Some women achieve adequate pain control with breathing and relaxation techniques and supportive measures provided by labor and delivery nurses. Others choose pain relief during labor and delivery to help them experience a more comfortable childbirth. Our nurses, doctors and midwives are trained in a variety of natural techniques and medicinal interventions.
Labor pains can be greatly eased by walking, then resting between contractions in a glider or ball in your birthing room.
Pharmaceutical options are also available for relieving pain during labor, including intravenous pain medication, regional analgesia and epidural blocks.
Remember, how to deal with pain during childbirth is your choice. Speaking to your physician or midwife ahead of time will help you consider the options that are best for you.
What about visitors?

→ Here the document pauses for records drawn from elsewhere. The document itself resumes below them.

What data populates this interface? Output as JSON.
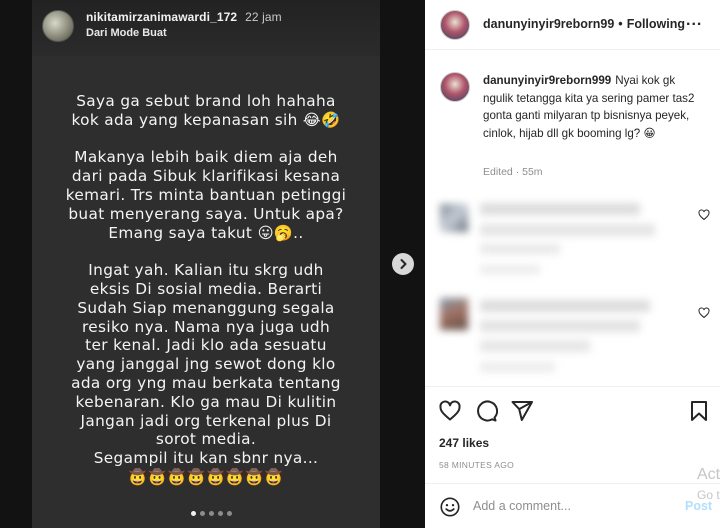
{
  "story": {
    "username": "nikitamirzanimawardi_172",
    "time": "22 jam",
    "subtitle": "Dari Mode Buat",
    "text": "Saya ga sebut brand loh hahaha\nkok ada yang kepanasan sih 😂🤣\n\nMakanya lebih baik diem aja deh\ndari pada Sibuk klarifikasi kesana\nkemari. Trs minta bantuan petinggi\nbuat menyerang saya. Untuk apa?\nEmang saya takut 😛🥱..\n\nIngat yah. Kalian itu skrg udh\neksis Di sosial media. Berarti\nSudah Siap menanggung segala\nresiko nya. Nama nya juga udh\nter kenal. Jadi klo ada sesuatu\nyang janggal jng sewot dong klo\nada org yng mau berkata tentang\nkebenaran. Klo ga mau Di kulitin\nJangan jadi org terkenal plus Di\nsorot media.\nSegampil itu kan sbnr nya...\n🤠🤠🤠🤠🤠🤠🤠🤠",
    "dots_total": 5,
    "dots_active": 0
  },
  "post": {
    "header": {
      "username": "danunyinyir9reborn99",
      "separator": "•",
      "follow_status": "Following",
      "more_label": "..."
    },
    "caption": {
      "username": "danunyinyir9reborn999",
      "text": "Nyai kok gk ngulik tetangga kita ya sering pamer tas2 gonta ganti milyaran tp bisnisnya peyek, cinlok, hijab dll gk booming lg? 😀",
      "meta": "Edited · 55m"
    },
    "likes": "247 likes",
    "time_ago": "58 MINUTES AGO",
    "comment": {
      "placeholder": "Add a comment...",
      "post_label": "Post"
    }
  },
  "watermark": {
    "line1": "Act",
    "line2": "Go t"
  },
  "icons": [
    "heart-icon",
    "comment-icon",
    "share-icon",
    "bookmark-icon",
    "smile-icon",
    "chevron-right-icon",
    "more-icon"
  ],
  "colors": {
    "story_bg": "#2e2e2e",
    "post_link": "#b2dffc",
    "muted": "#8e8e8e"
  }
}
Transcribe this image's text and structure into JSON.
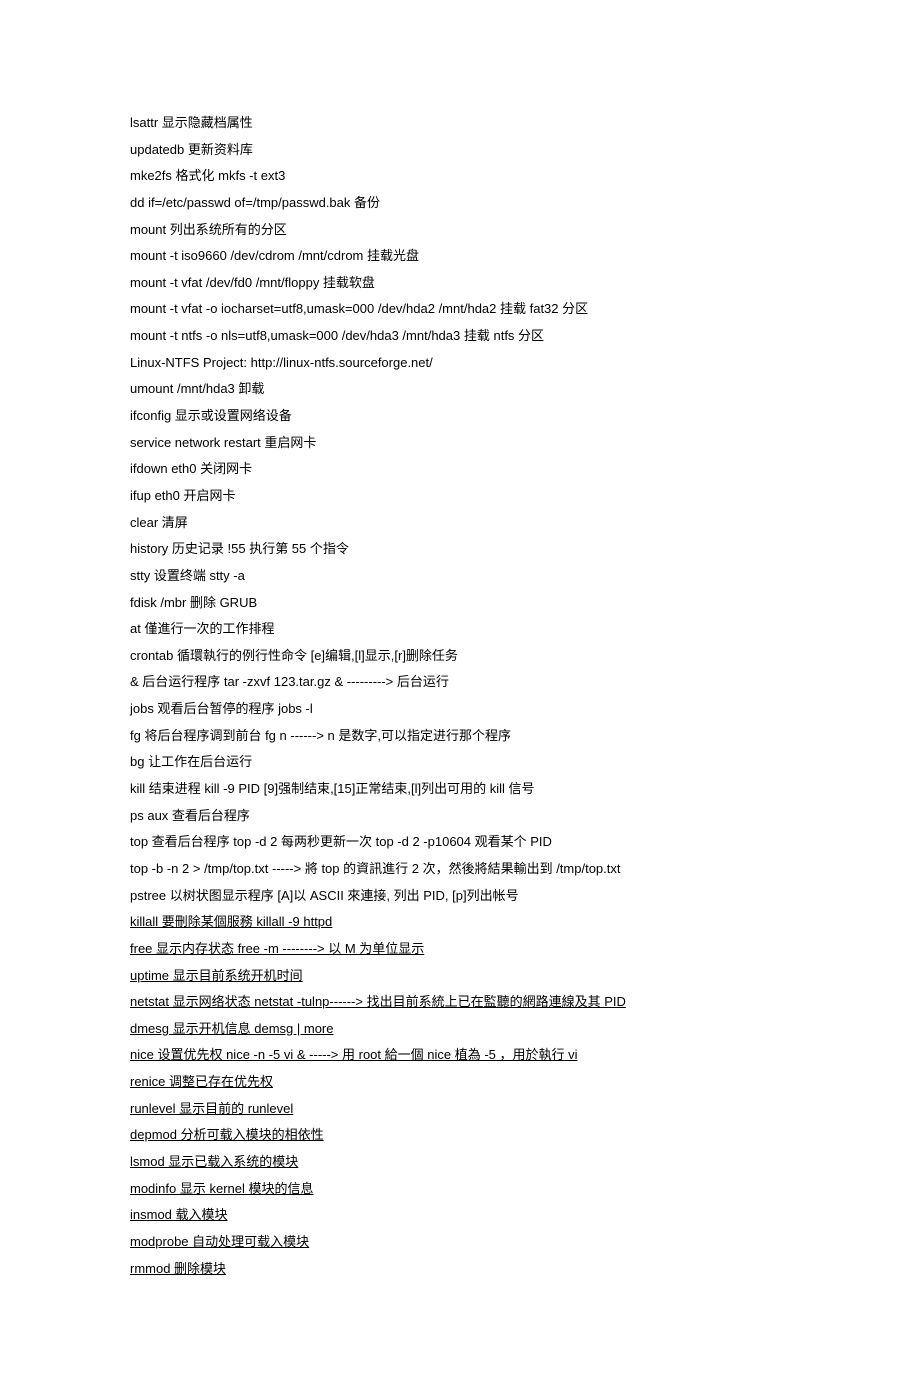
{
  "lines": [
    {
      "text": "lsattr 显示隐藏档属性",
      "underline": false
    },
    {
      "text": "updatedb 更新资料库",
      "underline": false
    },
    {
      "text": "mke2fs 格式化 mkfs -t ext3",
      "underline": false
    },
    {
      "text": "dd if=/etc/passwd of=/tmp/passwd.bak 备份",
      "underline": false
    },
    {
      "text": "mount 列出系统所有的分区",
      "underline": false
    },
    {
      "text": "mount -t iso9660 /dev/cdrom /mnt/cdrom 挂载光盘",
      "underline": false
    },
    {
      "text": "mount -t vfat /dev/fd0 /mnt/floppy 挂载软盘",
      "underline": false
    },
    {
      "text": "mount -t vfat -o iocharset=utf8,umask=000 /dev/hda2 /mnt/hda2 挂载 fat32 分区",
      "underline": false
    },
    {
      "text": "mount -t ntfs -o nls=utf8,umask=000 /dev/hda3 /mnt/hda3 挂载 ntfs 分区",
      "underline": false
    },
    {
      "text": "Linux-NTFS Project: http://linux-ntfs.sourceforge.net/",
      "underline": false
    },
    {
      "text": "umount /mnt/hda3 卸载",
      "underline": false
    },
    {
      "text": "ifconfig 显示或设置网络设备",
      "underline": false
    },
    {
      "text": "service network restart 重启网卡",
      "underline": false
    },
    {
      "text": "ifdown eth0 关闭网卡",
      "underline": false
    },
    {
      "text": "ifup eth0 开启网卡",
      "underline": false
    },
    {
      "text": "clear 清屏",
      "underline": false
    },
    {
      "text": "history 历史记录 !55 执行第 55 个指令",
      "underline": false
    },
    {
      "text": "stty 设置终端 stty -a",
      "underline": false
    },
    {
      "text": "fdisk /mbr 删除 GRUB",
      "underline": false
    },
    {
      "text": "at 僅進行一次的工作排程",
      "underline": false
    },
    {
      "text": "crontab 循環執行的例行性命令 [e]编辑,[l]显示,[r]删除任务",
      "underline": false
    },
    {
      "text": "& 后台运行程序 tar -zxvf 123.tar.gz & ---------> 后台运行",
      "underline": false
    },
    {
      "text": "jobs 观看后台暂停的程序 jobs -l",
      "underline": false
    },
    {
      "text": "fg 将后台程序调到前台 fg n ------> n 是数字,可以指定进行那个程序",
      "underline": false
    },
    {
      "text": "bg 让工作在后台运行",
      "underline": false
    },
    {
      "text": "kill 结束进程 kill -9 PID [9]强制结束,[15]正常结束,[l]列出可用的 kill 信号",
      "underline": false
    },
    {
      "text": "ps aux 查看后台程序",
      "underline": false
    },
    {
      "text": "top 查看后台程序 top -d 2 每两秒更新一次 top -d 2 -p10604 观看某个 PID",
      "underline": false
    },
    {
      "text": "top -b -n 2 > /tmp/top.txt -----> 將 top 的資訊進行 2 次，然後將結果輸出到 /tmp/top.txt",
      "underline": false
    },
    {
      "text": "pstree 以树状图显示程序 [A]以 ASCII 來連接, 列出 PID, [p]列出帐号 ",
      "underline": false
    },
    {
      "text": "killall 要刪除某個服務 killall -9 httpd ",
      "underline": true
    },
    {
      "text": "free 显示内存状态 free -m --------> 以 M 为单位显示 ",
      "underline": true
    },
    {
      "text": "uptime 显示目前系统开机时间 ",
      "underline": true
    },
    {
      "text": "netstat 显示网络状态 netstat -tulnp------> 找出目前系統上已在監聽的網路連線及其 PID ",
      "underline": true
    },
    {
      "text": "dmesg 显示开机信息 demsg | more ",
      "underline": true
    },
    {
      "text": "nice 设置优先权 nice -n -5 vi & -----> 用 root 給一個 nice 植為 -5 ，用於執行 vi ",
      "underline": true
    },
    {
      "text": "renice 调整已存在优先权 ",
      "underline": true
    },
    {
      "text": "runlevel 显示目前的 runlevel ",
      "underline": true
    },
    {
      "text": "depmod 分析可载入模块的相依性 ",
      "underline": true
    },
    {
      "text": "lsmod 显示已载入系统的模块 ",
      "underline": true
    },
    {
      "text": "modinfo 显示 kernel 模块的信息 ",
      "underline": true
    },
    {
      "text": "insmod 载入模块 ",
      "underline": true
    },
    {
      "text": "modprobe 自动处理可载入模块 ",
      "underline": true
    },
    {
      "text": "rmmod 删除模块 ",
      "underline": true
    }
  ]
}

At Yale-New Haven Hospital, we understand the importance of visitors to mom and baby. We ask that you read the following visitation policy, so you and your family can have a supportive, pleasant, and safe environment.
Visiting the Obstetrical Triage Area
The triage area is for testing and evaluating expecting mothers. Because of the type of exams, visiting is limited.
- To make sure our patients are safe and their privacy is respected only one support person is allowed in the room. We will give an identification band to the support person. He or she will need to have the band when entering the Labor and Birth unit.
- Children are not allowed to visit the triage area.
Visiting the Birthing Room
We believe that each birth is a celebration. Expectant moms may choose up to three friends or family members to be support persons and share in this special event.
- The patient may name up to three friends or family members as support persons when she arrives to the unit. These three support persons will be the only visitors allowed in the Labor and Birth rooms.
- Identification bands will be given to the three support persons. The bands can not be shared and are necessary to enter the Labor and Birth unit.
- Brothers and sisters 12 years old and older, and watched by an adult, may visit and will be included in the three named support persons. All other children will be welcome on the postpartum unit.
- People who won't be with the mother during birth may wait in the Family Waiting Room. We ask patients to tell other family members and friends to wait at home for news of the birth.
- Other family members/visitors may visit new moms after the baby is born.
- We ask the support persons to stay in the Labor and Birth room as much as possible to lower the number of people in the halls and protect the privacy of all patients.
- Sometimes we ask the support persons to wait in the Family Waiting Room.
Visiting for a Cesarean Birth
Mothers who need to have a Cesarean Section will give birth in an operating room. After the birth we will move them to the Recovery Room.
- Only one support person is allowed in the Operating Room.
- To respect the privacy and dignity of all new moms, only two of the named support persons may visit in the Recovery Room (PACU).
- Children will not be allowed to visit in the Recovery Room. Children and other visitors are welcome to see mother and baby after they are moved to the postpartum unit.
Request for Additional Support People
Under special circumstances, you may be able to make arrangements for additional support people by writing to:
Patient Service Manager
Labor and Birth, WP459F
Yale-New Haven Hospital
20 York Street
New Haven, CT 06510
You may also submit your request via email
After Your Baby Arrives »